The admired educator, Booker T. Washington was one of the most important black leaders since the post-Civil War Reconstruction. He was a educator, social activist, and writer. Exploring his history, what he did in life, and how it effects us today would be interesting.
Booker T. Washington was born April 5,1856, near Hale’s Ford, Franklin County, VA. He was the son of an enslaved mother and a white father. His mother’s name was Jane and she belonged to James Burroughs and served as cook for the Burroughs family and their slaves. He was allowed no education and did not even own a pair of shoes until the age of 8, when he was employed as the operator of a contraption designed to shoo flies away from the food. There he received an introduction to white society, etiquette, and more or less cultured conversation, which would prove of lasting importance in the course of his life. In Malden, Booker received his first classroom education. One day, he determined that he would seek a formal education at Hampton Institute for blacks.
Booker did many things In life, but he had to take steps in order to succeed. With the financial help of many local black residents, he was able to enroll at Hampton Institute in the fall of 1872. He became a teacher at the institute in 1879. In 1881, Washington founded and became principal of Tuskegee Normal and Industrial Institute. He started the school in an old abandoned church and a shanty. Later changed in to Tuskegee University. It taught specific trades, like farming, and mechanics, and trained teachers. To reduce racial conflicts, Washington advised blacks to stop demanding equal rights and to simply get along with the whites. He urged whites to give blacks better jobs.
Washington became a shrewd political leader and advised not only Presidents, but also members of Congress and governors on political appointments for blacks and sympathetic whites. He urged wealthy people to contribute to various black organizations. In 1900, Washington founded the National Negro Business League to help black business firms. He never publicly supported black political causes that were unpopular with Southern whites.

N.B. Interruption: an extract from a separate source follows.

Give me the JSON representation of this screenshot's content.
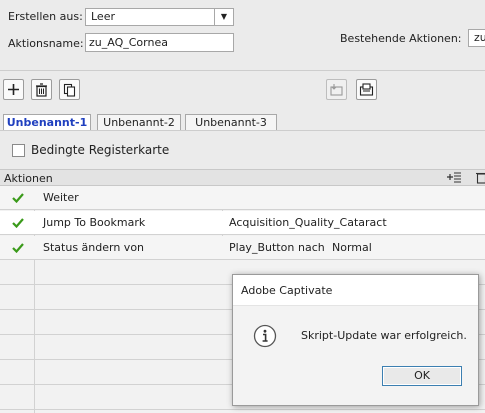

But he secretly financed lawsuits opposing segregation and upholding the right of blacks to vote and serve on juries. By controlling most black newspapers, Washington made it difficult for